A Wellcome Trust

The Wellcome Trust has recently thrown its weight behind proposals to publish scientific papers online, for free. Wellcome indeed!
Today, downloads of scientific papers are charged for. Publishers claim that the charge represents the value they add in editing and distributing the papers. I know from personal experience that these charges put off amateur research.
According to the BBC, 90% of the papers submitted to Nature are rejected. Are the claims of publishers that they provide a valuable quality control service, valid? Or can we use the Internet to do the same job?
Perhaps appropriately qualified scientists should be allowed to rate each paper they read. Allowing PhD graduates to grade the paper and add comments could be very beneficial. They may also advocate links to othe papers they prefer. Such a system wouldn't be impossible: there are already databases of PhD graduates such as this.
Freeing up the scientific information could significantly enhance Interactive Democracy!

1 comment:

Amanda said...
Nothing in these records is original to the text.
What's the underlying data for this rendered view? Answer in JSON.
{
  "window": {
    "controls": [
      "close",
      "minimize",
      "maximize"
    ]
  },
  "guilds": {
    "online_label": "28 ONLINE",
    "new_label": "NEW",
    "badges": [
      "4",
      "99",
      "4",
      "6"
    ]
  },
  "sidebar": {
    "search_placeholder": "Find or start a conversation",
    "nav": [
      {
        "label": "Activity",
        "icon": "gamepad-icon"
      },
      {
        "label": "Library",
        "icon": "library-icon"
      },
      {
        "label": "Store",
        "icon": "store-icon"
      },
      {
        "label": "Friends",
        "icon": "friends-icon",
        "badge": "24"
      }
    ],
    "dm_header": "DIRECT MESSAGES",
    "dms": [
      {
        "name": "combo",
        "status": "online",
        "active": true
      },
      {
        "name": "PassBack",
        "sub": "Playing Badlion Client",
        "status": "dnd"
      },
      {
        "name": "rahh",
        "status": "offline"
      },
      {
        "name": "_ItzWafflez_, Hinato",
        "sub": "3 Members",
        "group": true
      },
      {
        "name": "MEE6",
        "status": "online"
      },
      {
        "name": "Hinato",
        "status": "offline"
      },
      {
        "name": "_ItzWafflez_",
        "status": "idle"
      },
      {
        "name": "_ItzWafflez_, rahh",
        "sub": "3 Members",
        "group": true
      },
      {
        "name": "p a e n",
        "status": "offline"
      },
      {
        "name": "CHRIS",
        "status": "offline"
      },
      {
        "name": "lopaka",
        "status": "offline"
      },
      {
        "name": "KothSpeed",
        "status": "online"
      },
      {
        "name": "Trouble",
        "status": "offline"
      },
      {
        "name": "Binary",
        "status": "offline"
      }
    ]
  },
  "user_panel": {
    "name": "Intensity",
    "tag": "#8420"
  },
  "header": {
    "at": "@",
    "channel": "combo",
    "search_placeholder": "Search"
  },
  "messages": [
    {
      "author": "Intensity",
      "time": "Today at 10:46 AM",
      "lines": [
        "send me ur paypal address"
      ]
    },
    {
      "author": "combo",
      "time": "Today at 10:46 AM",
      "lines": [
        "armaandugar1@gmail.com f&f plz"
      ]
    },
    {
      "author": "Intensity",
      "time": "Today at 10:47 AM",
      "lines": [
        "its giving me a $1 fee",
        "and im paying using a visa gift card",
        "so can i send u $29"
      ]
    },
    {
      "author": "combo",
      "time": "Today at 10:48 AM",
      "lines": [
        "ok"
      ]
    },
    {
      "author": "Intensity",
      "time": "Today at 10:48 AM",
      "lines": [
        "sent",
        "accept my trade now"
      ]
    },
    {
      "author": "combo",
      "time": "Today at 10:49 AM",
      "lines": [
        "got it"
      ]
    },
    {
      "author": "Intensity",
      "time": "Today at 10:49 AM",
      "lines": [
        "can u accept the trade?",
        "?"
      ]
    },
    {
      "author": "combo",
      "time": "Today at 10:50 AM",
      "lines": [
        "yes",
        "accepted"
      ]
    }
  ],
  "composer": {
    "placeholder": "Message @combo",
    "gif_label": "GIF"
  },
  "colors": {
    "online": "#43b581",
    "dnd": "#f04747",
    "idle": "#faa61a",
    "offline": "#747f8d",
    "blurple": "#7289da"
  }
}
There is a website that allows researchers to publish and make available for other researchers to comment upon and build upon, their hope is to make scientific research more efficient through publishing even null results to prevent a repetition of non-productive experiments. The site uses creative commons to allow the sharing of research whilst allowing the users to hold ownership of their material. The site is called figshare ( is based in London. This may just fit some of the criteria you mention.

Happy Friday